The National Company Law Appellate Tribunal (NCLAT), Principal Bench comprising Justice Ananat Bijay Singh, Judicial Member and Naresh Salecha, Technical Member was hearing an Appeal and observed that the written agreement isn't mandatory to establish a financial debt under the Code.
The existence of financial debt under the Insolvency and Bankruptcy Code does not mandate an explicit written agreement and can be established through corroborative evidence such as a balance sheet acknowledging the debt.
In the Company Appeal (AT) (Insolvency) Nos. 879 of 2021 and 270 of 2022, a National Company Law Tribunal order admitting Shankar Khandelwal's application under Section 7 of the Insolvency and Bankruptcy Code against A. Gangwal Real Estate L.L.P. was challenged. The appeals brought to light a complex web of events: changes in designated partners, alleged fund transfers, financial scams, document authenticity disputes, and disagreements over debts and agreements.
RIICO, one of the appellants, challenged Khandelwal's claimed debt, citing a lack of evidence and contesting the legitimacy of the loan and presented documents. On the other hand, Khandelwal disputed agreements, highlighted outstanding dues, and questioned the authenticity of the LLP agreement.
The crux of the matter revolved around determining the legitimacy of claimed debts, the authenticity of agreements, and the intention behind transactions. Khandelwal sought outstanding dues of Rs. 33,80,22,172/-, disputing previous payments to other entities and balance sheet inconsistencies, arguing that the land under mortgage belonged to the Corporate Debtor.
The Appellate Tribunal clarified that a written agreement isn't mandatory to establish a financial debt under the Code. They relied on the Corporate Debtor's balance sheet acknowledging dues to Khandelwal, dismissing the appellant's argument.
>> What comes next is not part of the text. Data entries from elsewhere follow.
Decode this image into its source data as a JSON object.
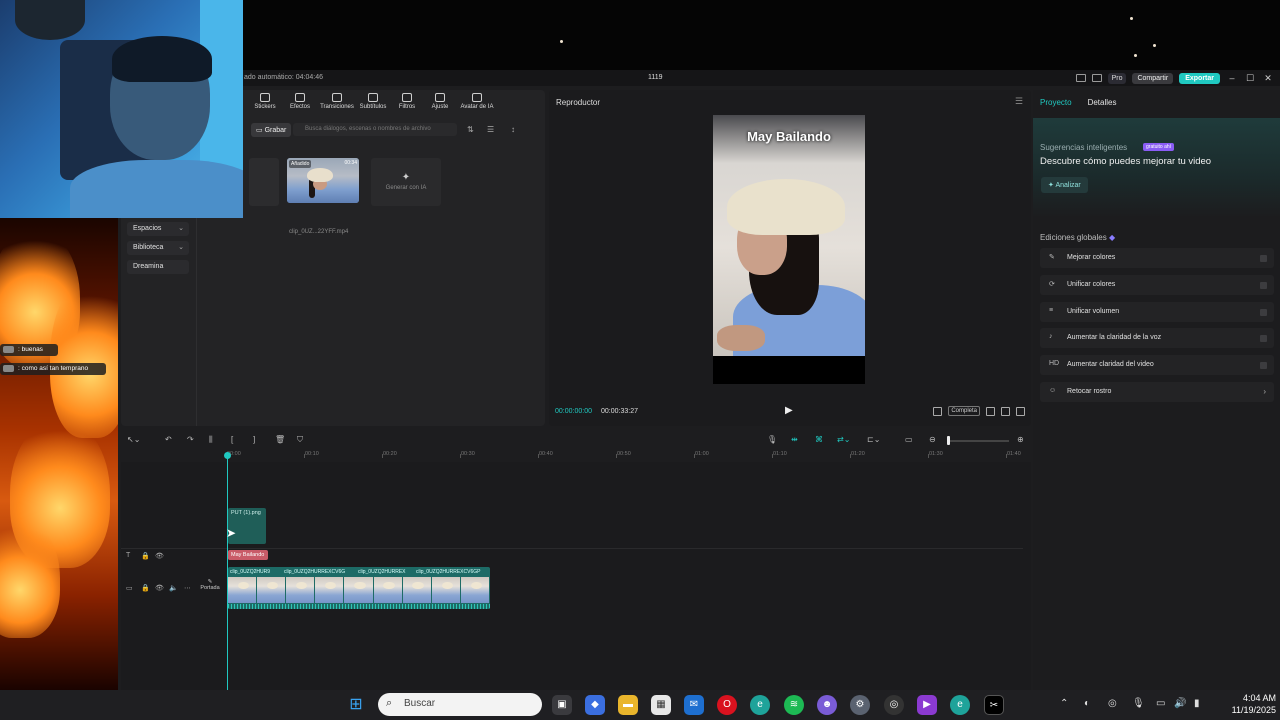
{
  "app": {
    "autosave_text": "ado automático: 04:04:46",
    "project_name": "1119",
    "pro_label": "Pro",
    "share_label": "Compartir",
    "export_label": "Exportar"
  },
  "media_toolbar": [
    "Stickers",
    "Efectos",
    "Transiciones",
    "Subtítulos",
    "Filtros",
    "Ajuste",
    "Avatar de IA"
  ],
  "media": {
    "record_label": "Grabar",
    "search_placeholder": "Busca diálogos, escenas o nombres de archivo",
    "sidebar": [
      "Espacios",
      "Biblioteca",
      "Dreamina"
    ],
    "clip_badge": "Añadido",
    "clip_duration": "00:34",
    "clip_name": "clip_0UZ...22YFF.mp4",
    "generate_label": "Generar con IA"
  },
  "player": {
    "title": "Reproductor",
    "video_title": "May Bailando",
    "current_time": "00:00:00:00",
    "total_time": "00:00:33:27",
    "ratio_label": "Completa"
  },
  "right_panel": {
    "tab_project": "Proyecto",
    "tab_details": "Detalles",
    "suggestions_title": "Sugerencias inteligentes",
    "free_badge": "gratuito ahí",
    "suggestions_text": "Descubre cómo puedes mejorar tu video",
    "analyze_label": "Analizar",
    "global_title": "Ediciones globales",
    "items": [
      {
        "icon": "✎",
        "label": "Mejorar colores"
      },
      {
        "icon": "⟳",
        "label": "Unificar colores"
      },
      {
        "icon": "≡",
        "label": "Unificar volumen"
      },
      {
        "icon": "♪",
        "label": "Aumentar la claridad de la voz"
      },
      {
        "icon": "HD",
        "label": "Aumentar claridad del video"
      },
      {
        "icon": "☺",
        "label": "Retocar rostro"
      }
    ]
  },
  "timeline": {
    "ticks": [
      "00:00",
      "00:10",
      "00:20",
      "00:30",
      "00:40",
      "00:50",
      "01:00",
      "01:10",
      "01:20",
      "01:30",
      "01:40"
    ],
    "sticker_clip": "PUT (1).png",
    "text_clip": "May Bailando",
    "main_clip_names": [
      "clip_0UZQ2HUR9",
      "clip_0UZQ2HURREXCV6G",
      "clip_0UZQ2HURREX",
      "clip_0UZQ2HURREXCV6GP"
    ],
    "cover_label": "Portada"
  },
  "chat": [
    {
      "text": ": buenas"
    },
    {
      "text": ": como así tan temprano"
    }
  ],
  "taskbar": {
    "search_label": "Buscar",
    "time": "4:04 AM",
    "date": "11/19/2025"
  }
}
The LLP Agreement of 31.12.2015 played a pivotal role, requiring the Corporate Debtor to settle Khandelwal's dues post-resignation. The Tribunal highlighted the Agreement's clauses, absolving Khandelwal of future claims or rights in the LLP or its assets.
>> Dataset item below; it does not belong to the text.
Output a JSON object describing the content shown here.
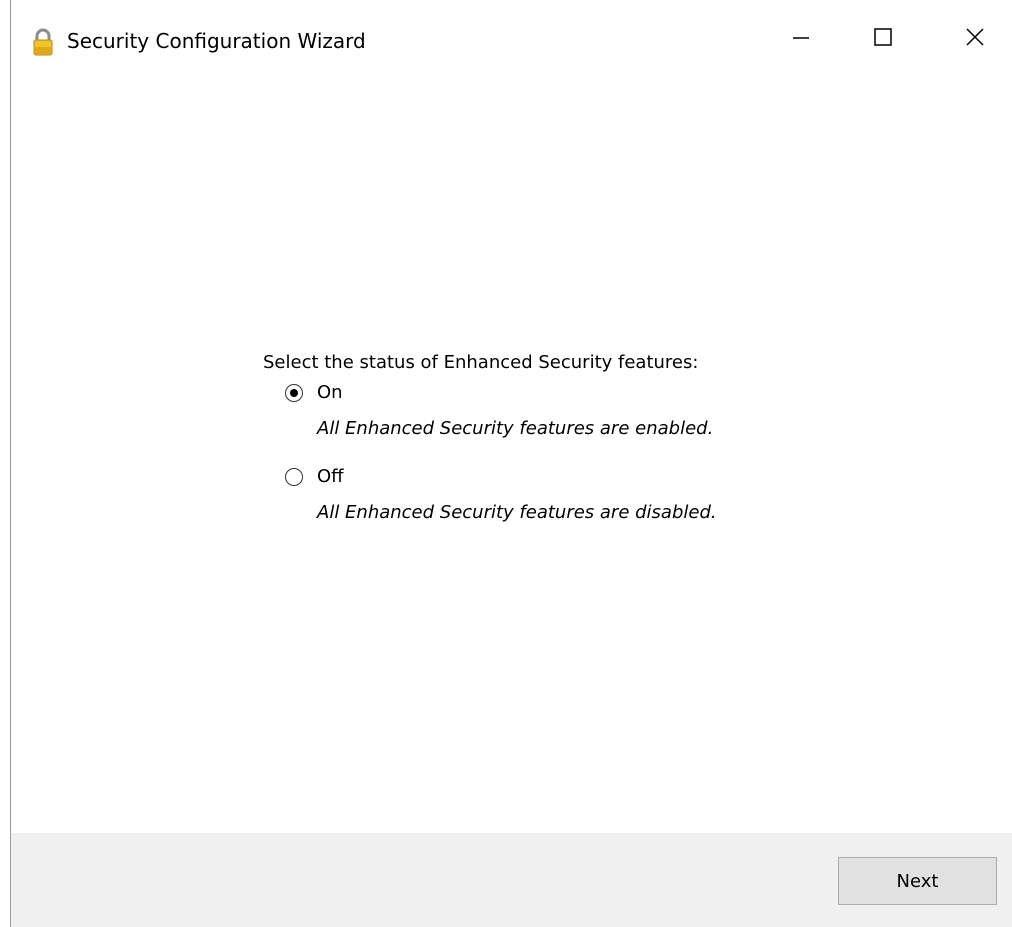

Ultimately, the Appeals succeeded as the Impugned Order admitted Khandelwal's application under Section 7 erroneously. The Appellate Tribunal found no financial debt owed to Khandelwal at the time of the application.